-------- DATA SHOWN

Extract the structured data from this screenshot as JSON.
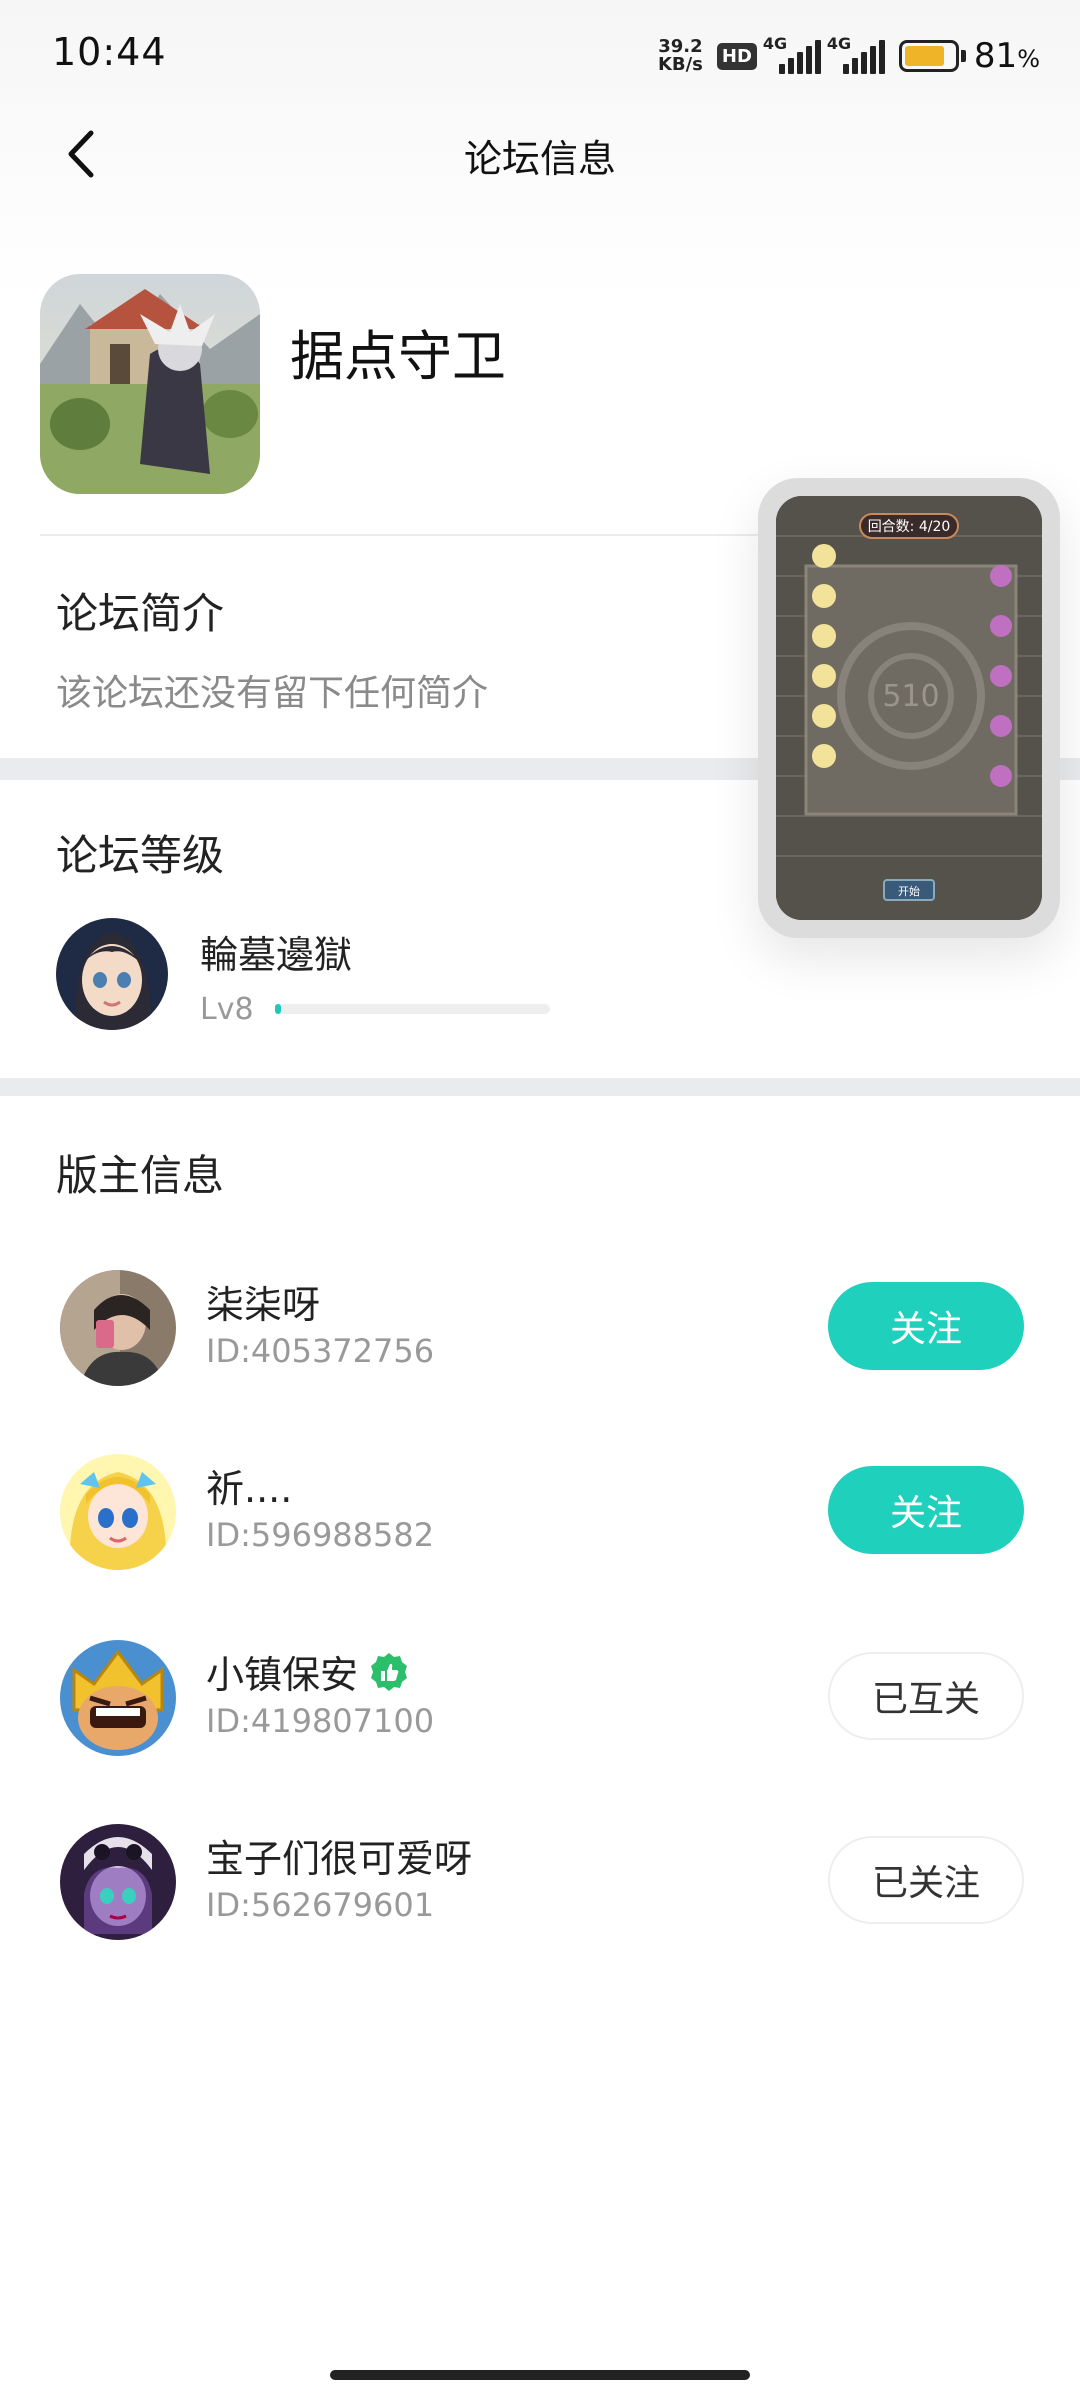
{
  "status_bar": {
    "time": "10:44",
    "net_speed_value": "39.2",
    "net_speed_unit": "KB/s",
    "hd_label": "HD",
    "signal1_label": "4G",
    "signal2_label": "4G",
    "battery_percent": "81",
    "battery_unit": "%",
    "battery_level": 0.81
  },
  "header": {
    "title": "论坛信息"
  },
  "forum": {
    "name": "据点守卫"
  },
  "intro": {
    "title": "论坛简介",
    "text": "该论坛还没有留下任何简介"
  },
  "level": {
    "title": "论坛等级",
    "user_name": "輪墓邊獄",
    "level_label": "Lv8",
    "progress": 0.02
  },
  "preview": {
    "round_label": "回合数: 4/20",
    "center_number": "510",
    "button_label": "开始"
  },
  "moderators": {
    "title": "版主信息",
    "items": [
      {
        "name": "柒柒呀",
        "id": "ID:405372756",
        "button": "关注"
      },
      {
        "name": "祈....",
        "id": "ID:596988582",
        "button": "关注"
      },
      {
        "name": "小镇保安",
        "id": "ID:419807100",
        "button": "已互关"
      },
      {
        "name": "宝子们很可爱呀",
        "id": "ID:562679601",
        "button": "已关注"
      }
    ]
  },
  "colors": {
    "accent": "#1fd1bd",
    "battery": "#f0b429"
  }
}
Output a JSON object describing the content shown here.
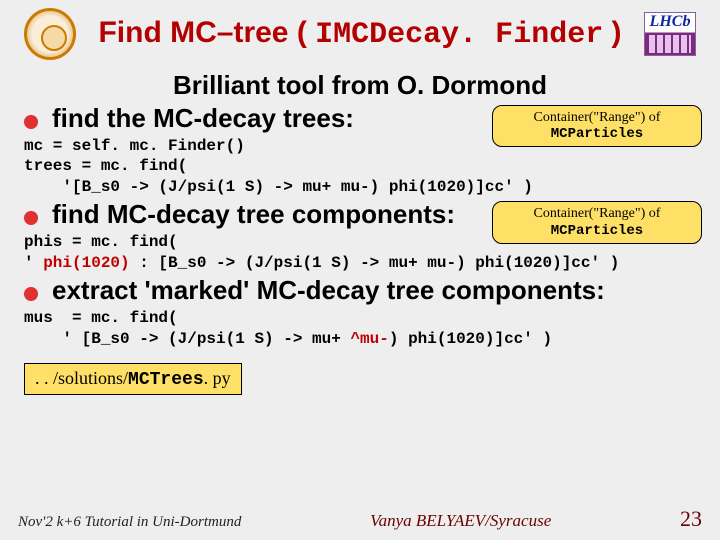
{
  "title": {
    "prefix": "Find MC–tree ( ",
    "mono": "IMCDecay. Finder",
    "suffix": " )"
  },
  "lhcb_label": "LHCb",
  "subtitle": "Brilliant tool from O. Dormond",
  "bullets": {
    "b1": "find the MC-decay trees:",
    "b2": "find MC-decay tree components:",
    "b3": "extract 'marked' MC-decay tree components:"
  },
  "callout": {
    "line1": "Container(\"Range\") of",
    "line2": "MCParticles"
  },
  "code": {
    "block1_l1": "mc = self. mc. Finder()",
    "block1_l2": "trees = mc. find(",
    "block1_l3": "    '[B_s0 -> (J/psi(1 S) -> mu+ mu-) phi(1020)]cc' )",
    "block2_l1": "phis = mc. find(",
    "block2_l2_a": "' ",
    "block2_l2_hl": "phi(1020)",
    "block2_l2_b": " : [B_s0 -> (J/psi(1 S) -> mu+ mu-) phi(1020)]cc' )",
    "block3_l1": "mus  = mc. find(",
    "block3_l2_a": "    ' [B_s0 -> (J/psi(1 S) -> mu+ ",
    "block3_l2_hl": "^mu-",
    "block3_l2_b": ") phi(1020)]cc' )"
  },
  "filebox": {
    "prefix": ". . /solutions/",
    "mono": "MCTrees",
    "suffix": ". py"
  },
  "footer": {
    "left": "Nov'2 k+6  Tutorial in Uni-Dortmund",
    "center": "Vanya  BELYAEV/Syracuse",
    "right": "23"
  }
}
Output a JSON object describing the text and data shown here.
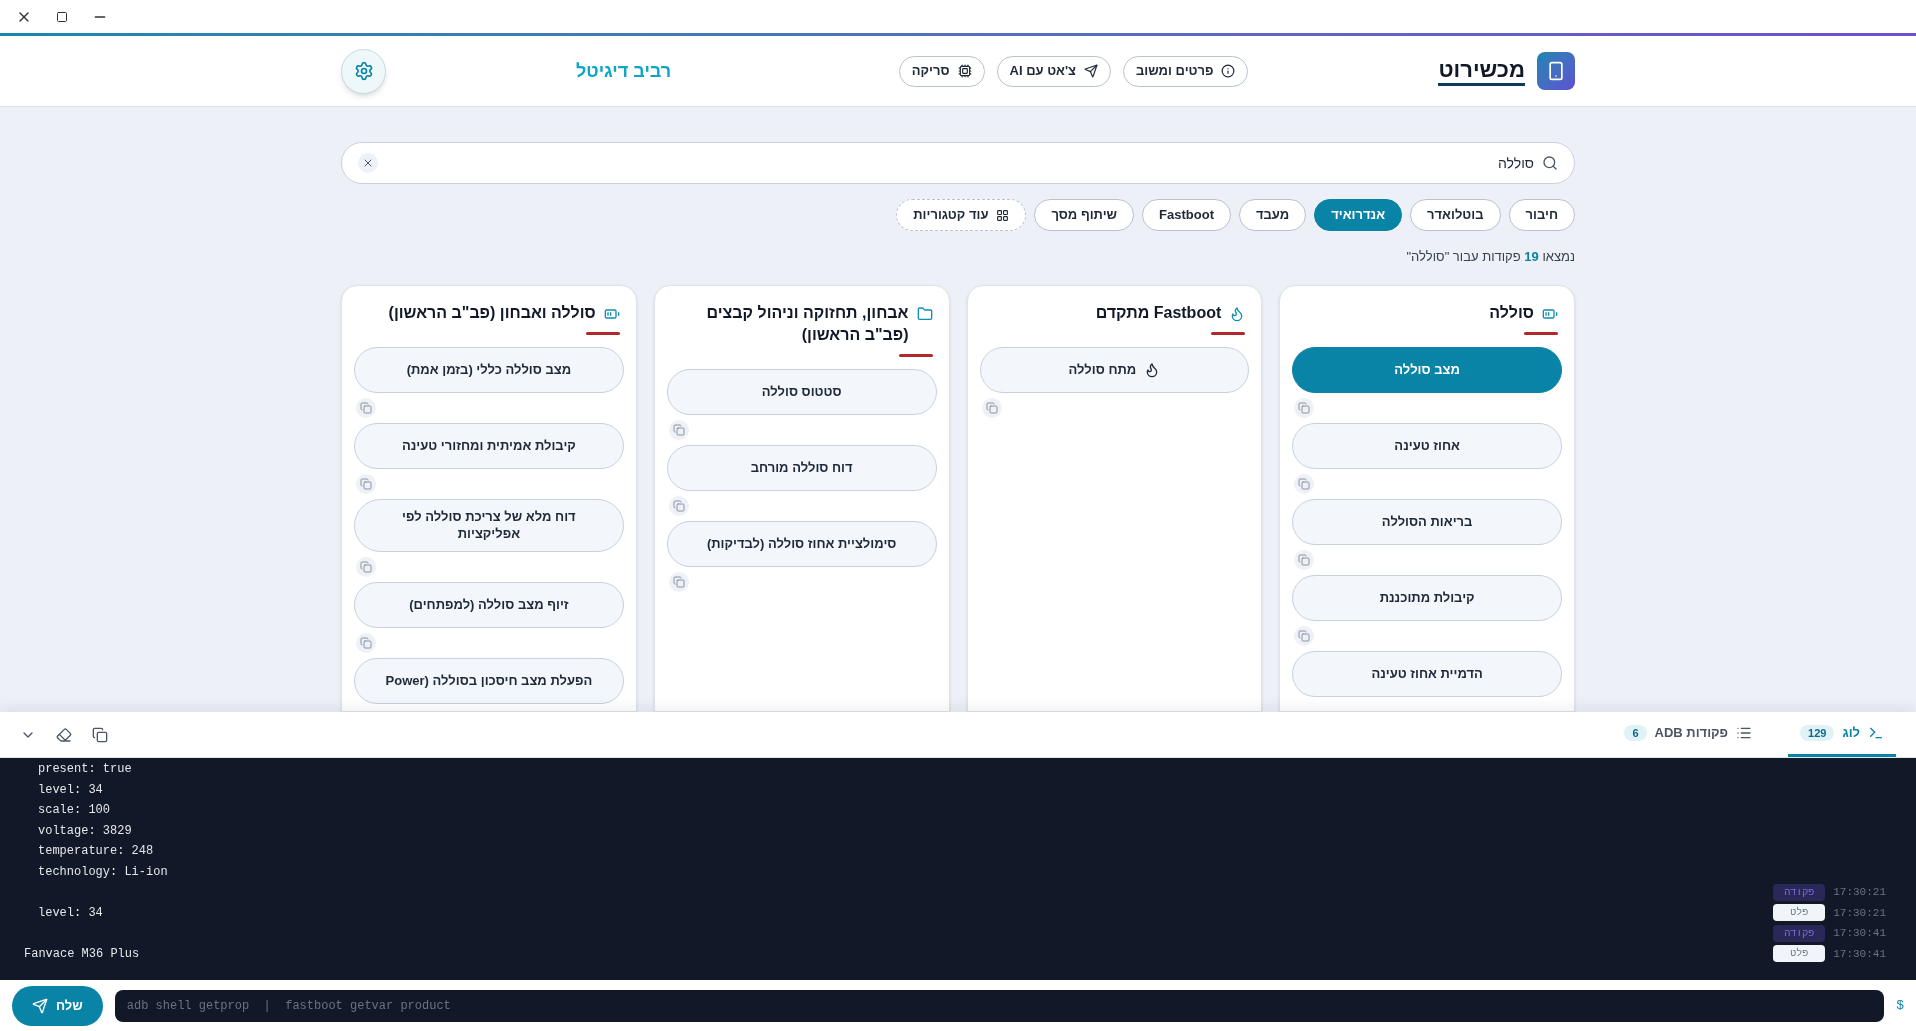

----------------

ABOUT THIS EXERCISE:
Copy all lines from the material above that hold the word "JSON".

THE ANSWER:
Extract the structured data from this screenshot as JSON.
Output a JSON object describing the content shown here.
Output a JSON object describing the text and data shown here.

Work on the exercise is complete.